• _What to produce_
Give back each line of the material that contains the word "Congratulations".

-*-

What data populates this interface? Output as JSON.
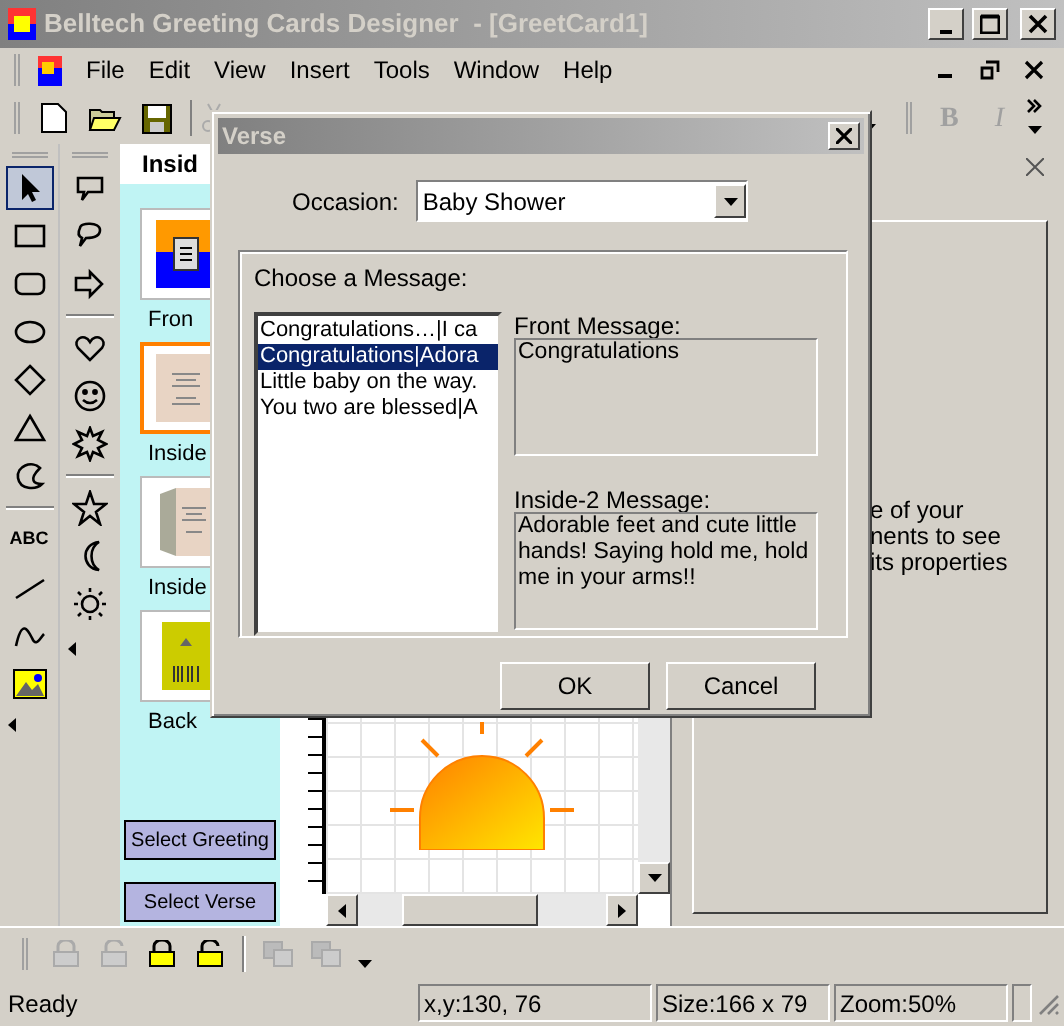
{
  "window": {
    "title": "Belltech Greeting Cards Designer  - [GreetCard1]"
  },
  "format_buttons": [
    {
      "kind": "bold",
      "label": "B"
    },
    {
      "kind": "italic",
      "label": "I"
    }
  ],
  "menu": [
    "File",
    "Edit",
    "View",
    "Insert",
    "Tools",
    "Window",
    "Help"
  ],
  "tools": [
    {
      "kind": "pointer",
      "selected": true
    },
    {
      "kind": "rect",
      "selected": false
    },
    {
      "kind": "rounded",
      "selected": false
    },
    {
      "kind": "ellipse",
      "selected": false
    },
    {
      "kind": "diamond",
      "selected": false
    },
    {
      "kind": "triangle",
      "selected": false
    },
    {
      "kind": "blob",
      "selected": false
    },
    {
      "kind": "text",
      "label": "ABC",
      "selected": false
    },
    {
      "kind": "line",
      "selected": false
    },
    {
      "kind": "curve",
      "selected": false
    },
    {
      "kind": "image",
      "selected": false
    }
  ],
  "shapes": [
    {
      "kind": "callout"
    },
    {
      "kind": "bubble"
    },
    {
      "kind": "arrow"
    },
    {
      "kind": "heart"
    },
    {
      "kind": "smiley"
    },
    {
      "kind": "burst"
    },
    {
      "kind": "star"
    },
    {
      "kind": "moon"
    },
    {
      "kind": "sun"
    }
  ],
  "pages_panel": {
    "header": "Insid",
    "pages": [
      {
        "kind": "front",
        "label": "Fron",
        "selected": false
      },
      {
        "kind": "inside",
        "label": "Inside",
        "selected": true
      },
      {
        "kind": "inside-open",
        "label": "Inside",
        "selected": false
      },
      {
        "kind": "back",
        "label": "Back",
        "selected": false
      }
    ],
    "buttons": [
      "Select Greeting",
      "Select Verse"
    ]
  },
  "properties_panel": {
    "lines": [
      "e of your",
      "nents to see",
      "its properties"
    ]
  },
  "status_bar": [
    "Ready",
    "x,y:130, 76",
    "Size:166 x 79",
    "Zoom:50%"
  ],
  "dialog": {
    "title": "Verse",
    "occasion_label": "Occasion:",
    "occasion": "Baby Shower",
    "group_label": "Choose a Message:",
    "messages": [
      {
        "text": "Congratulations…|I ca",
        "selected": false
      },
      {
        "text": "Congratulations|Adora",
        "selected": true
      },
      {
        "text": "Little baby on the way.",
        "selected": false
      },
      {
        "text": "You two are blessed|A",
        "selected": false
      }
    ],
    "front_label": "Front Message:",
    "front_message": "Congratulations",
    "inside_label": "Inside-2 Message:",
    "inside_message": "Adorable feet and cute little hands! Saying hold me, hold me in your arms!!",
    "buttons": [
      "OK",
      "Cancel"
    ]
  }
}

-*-

• _Problem solution_
        "text": "Congratulations…|I ca",
        "text": "Congratulations|Adora",
    "front_message": "Congratulations",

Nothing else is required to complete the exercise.